where's mommyWhere’s Mommy? written by Beverly Donofrio, illustrated by Barbara McClintock. The beautiful, detailed illustrations make this better suited to poring over one-on-one, but it’s still a good read-aloud. The kids liked the story, especially the twist ending. They also really liked looking at the differences between the mouse family’s house and the human family’s house. A girl who comes with her older brothers, who is more preschool aged rather than school aged, especially seemed to connect with this. I love the sweet story, and think that the illustrations are amazing.

sam and daveSam and Dave Dig a Hole, written by Mac Barnett, illustrated by Jon Klassen. It’s probably no surprise to any librarian who has shared this book with kids that this was the hit of the week as a read-aloud. The kids loved it. All of the near misses where the boys almost find treasure made the kids exclaim out loud (“Oh, come ON!” one boy said as they narrowly missed the second jewel). It was really a fun one to read with them, and I loved how invested in the story they all were. Again, not a big shock that this was our winner of the week from the book club.

Passive Program: This part was actually a shock for me. I assumed that the voting over the week would go as it did in the book club–that Sam and Dave Dig a Hole would be the clear winner.

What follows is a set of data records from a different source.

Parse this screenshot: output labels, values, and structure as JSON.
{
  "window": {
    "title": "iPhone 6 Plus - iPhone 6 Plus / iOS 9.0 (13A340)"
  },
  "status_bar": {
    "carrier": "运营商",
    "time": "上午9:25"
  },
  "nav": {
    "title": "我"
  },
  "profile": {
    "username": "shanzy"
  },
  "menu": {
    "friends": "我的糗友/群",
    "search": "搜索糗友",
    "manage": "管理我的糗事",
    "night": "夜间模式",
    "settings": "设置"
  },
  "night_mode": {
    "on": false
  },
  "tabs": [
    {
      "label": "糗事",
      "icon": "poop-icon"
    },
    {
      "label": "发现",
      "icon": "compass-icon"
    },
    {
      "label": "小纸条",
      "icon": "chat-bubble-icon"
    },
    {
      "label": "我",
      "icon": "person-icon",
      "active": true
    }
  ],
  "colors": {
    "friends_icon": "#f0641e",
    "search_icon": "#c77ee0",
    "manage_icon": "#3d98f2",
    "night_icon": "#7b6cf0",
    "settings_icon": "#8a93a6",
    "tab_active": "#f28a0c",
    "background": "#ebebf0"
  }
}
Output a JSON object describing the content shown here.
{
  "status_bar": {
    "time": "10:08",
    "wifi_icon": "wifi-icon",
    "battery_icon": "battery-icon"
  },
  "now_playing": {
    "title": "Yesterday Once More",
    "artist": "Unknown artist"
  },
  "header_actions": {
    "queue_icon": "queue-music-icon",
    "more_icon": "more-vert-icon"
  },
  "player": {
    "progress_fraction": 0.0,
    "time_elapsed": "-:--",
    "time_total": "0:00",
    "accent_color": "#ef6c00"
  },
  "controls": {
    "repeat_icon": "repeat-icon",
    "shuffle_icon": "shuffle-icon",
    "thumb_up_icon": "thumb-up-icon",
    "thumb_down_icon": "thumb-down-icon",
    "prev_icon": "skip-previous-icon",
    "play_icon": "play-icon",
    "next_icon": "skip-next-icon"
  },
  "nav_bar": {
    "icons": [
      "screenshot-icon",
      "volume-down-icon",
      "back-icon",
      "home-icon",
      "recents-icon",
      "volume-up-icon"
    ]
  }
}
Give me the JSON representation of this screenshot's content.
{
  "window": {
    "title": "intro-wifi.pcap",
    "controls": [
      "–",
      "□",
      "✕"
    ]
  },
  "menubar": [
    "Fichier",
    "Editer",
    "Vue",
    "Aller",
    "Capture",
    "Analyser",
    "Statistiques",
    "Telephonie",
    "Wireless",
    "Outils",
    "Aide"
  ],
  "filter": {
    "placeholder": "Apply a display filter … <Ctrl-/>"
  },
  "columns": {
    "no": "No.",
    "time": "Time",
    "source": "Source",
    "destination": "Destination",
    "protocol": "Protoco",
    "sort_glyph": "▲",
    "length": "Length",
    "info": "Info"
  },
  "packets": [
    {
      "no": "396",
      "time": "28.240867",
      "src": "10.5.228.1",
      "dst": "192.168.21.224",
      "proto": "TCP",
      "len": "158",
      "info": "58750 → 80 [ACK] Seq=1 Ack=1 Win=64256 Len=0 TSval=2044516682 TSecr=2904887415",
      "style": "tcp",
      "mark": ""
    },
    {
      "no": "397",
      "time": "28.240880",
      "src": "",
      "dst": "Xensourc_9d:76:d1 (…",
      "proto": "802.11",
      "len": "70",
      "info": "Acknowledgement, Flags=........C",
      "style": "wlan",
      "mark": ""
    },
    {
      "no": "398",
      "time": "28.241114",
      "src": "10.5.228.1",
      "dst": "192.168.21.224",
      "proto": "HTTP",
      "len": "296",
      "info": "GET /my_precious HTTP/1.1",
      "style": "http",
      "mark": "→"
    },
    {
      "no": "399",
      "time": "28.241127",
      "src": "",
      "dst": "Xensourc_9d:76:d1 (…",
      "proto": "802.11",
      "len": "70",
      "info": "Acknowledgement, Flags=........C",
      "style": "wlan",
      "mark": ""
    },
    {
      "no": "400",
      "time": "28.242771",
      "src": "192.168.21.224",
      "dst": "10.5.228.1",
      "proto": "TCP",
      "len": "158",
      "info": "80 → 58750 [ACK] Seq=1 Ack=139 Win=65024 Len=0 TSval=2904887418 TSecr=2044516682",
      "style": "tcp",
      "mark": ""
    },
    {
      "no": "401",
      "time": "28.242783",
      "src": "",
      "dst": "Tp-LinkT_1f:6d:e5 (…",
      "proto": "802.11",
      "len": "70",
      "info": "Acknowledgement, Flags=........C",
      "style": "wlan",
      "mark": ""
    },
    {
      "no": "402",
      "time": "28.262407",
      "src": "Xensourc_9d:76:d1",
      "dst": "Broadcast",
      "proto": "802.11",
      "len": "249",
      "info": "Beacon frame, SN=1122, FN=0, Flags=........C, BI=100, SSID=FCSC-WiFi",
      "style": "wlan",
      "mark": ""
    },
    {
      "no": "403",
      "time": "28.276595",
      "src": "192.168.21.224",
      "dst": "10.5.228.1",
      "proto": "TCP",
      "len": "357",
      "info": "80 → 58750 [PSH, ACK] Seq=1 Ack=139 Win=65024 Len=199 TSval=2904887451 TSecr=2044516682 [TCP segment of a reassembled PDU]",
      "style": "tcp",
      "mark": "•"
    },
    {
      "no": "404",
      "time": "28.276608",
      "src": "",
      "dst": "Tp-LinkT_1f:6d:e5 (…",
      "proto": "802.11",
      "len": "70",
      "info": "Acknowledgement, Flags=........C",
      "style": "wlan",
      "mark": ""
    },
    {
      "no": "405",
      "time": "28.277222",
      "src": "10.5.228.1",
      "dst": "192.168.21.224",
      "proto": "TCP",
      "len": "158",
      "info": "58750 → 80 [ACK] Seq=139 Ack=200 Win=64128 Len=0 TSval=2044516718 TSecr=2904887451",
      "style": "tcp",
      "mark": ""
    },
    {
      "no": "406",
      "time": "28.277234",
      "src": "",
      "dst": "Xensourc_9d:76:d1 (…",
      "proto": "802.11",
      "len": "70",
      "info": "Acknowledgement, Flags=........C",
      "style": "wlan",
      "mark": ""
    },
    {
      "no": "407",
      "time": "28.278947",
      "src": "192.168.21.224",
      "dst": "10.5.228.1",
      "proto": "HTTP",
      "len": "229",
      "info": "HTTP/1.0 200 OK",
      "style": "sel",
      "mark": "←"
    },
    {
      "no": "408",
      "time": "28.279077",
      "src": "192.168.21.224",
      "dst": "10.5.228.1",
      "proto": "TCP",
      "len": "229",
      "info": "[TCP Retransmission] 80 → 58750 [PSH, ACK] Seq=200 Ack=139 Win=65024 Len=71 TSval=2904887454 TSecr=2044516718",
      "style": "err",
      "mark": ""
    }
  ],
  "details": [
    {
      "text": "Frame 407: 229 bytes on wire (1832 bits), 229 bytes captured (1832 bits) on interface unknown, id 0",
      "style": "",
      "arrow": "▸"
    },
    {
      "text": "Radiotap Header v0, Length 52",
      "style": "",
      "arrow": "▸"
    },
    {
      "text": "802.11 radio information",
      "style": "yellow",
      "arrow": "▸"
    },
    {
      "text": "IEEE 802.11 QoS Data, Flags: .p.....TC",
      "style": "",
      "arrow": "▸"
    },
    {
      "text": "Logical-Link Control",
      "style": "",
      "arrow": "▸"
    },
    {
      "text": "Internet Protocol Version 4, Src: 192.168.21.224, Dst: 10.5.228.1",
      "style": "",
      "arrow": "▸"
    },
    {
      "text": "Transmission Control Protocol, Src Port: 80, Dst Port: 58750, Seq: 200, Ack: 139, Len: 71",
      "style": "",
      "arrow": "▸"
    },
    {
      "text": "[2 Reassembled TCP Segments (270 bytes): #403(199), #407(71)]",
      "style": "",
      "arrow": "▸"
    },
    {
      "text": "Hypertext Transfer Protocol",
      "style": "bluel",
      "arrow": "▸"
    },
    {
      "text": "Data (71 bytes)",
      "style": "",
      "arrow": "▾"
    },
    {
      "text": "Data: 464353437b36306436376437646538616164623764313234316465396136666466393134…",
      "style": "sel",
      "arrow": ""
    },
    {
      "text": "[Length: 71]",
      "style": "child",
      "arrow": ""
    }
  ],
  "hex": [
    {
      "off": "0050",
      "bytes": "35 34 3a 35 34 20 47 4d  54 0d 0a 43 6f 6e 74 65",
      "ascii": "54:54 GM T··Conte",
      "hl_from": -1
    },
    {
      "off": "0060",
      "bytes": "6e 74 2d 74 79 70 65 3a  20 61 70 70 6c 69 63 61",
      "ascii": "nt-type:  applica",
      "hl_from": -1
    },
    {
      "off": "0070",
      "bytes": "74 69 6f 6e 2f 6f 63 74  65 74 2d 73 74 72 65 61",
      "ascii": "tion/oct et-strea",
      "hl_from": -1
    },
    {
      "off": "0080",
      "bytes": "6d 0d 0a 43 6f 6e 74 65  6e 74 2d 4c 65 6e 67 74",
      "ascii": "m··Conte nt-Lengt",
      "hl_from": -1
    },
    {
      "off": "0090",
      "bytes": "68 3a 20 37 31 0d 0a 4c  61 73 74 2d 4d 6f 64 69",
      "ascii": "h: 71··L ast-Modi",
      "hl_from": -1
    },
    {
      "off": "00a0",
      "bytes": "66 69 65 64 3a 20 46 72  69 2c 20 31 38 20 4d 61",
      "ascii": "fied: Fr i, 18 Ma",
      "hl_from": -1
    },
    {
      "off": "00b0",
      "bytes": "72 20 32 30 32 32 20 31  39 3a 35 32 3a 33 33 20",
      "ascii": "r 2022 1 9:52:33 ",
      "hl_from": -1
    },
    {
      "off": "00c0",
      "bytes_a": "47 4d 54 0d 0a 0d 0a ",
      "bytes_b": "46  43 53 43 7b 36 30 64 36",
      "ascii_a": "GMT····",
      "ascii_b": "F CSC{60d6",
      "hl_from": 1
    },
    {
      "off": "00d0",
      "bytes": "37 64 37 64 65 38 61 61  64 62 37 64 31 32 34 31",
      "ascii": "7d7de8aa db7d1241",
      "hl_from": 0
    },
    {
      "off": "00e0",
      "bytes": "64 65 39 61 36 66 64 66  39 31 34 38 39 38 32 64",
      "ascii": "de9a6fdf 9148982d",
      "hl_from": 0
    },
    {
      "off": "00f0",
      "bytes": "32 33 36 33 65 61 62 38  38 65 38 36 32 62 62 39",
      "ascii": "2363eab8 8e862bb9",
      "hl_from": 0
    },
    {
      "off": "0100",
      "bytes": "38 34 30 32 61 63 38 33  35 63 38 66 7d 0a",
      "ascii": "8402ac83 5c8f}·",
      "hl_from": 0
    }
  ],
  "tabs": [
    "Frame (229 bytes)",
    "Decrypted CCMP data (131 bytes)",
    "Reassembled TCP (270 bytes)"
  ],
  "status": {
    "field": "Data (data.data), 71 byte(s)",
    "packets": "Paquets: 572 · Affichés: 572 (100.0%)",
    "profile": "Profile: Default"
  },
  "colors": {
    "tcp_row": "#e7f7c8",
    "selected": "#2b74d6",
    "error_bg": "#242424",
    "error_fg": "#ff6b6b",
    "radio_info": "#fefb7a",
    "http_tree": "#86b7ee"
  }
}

In fact, I had assumed that it would be the winner of the entire Mock Caldecott at our library. I was wrong!

And the winner of week 2 is (drum roll please): Where’s Mommy? It joins The Adventures of Beekle as one of our finalists. I have really loved Where’s Mommy? since I first read it when it came out–I think the incredible detail in the illustrations, and the way the images mirror each other, is amazing, and it’s just a nice story that I can see parents sharing with their children for years to come. But I did not expect it to win at all in our Mock Caldecott–I’m glad to be proven wrong! On Friday I’ll post the results of weeks 3 & 4, and then post our winner next Monday when the actual Caldecott is announced. I can’t wait to see what it is!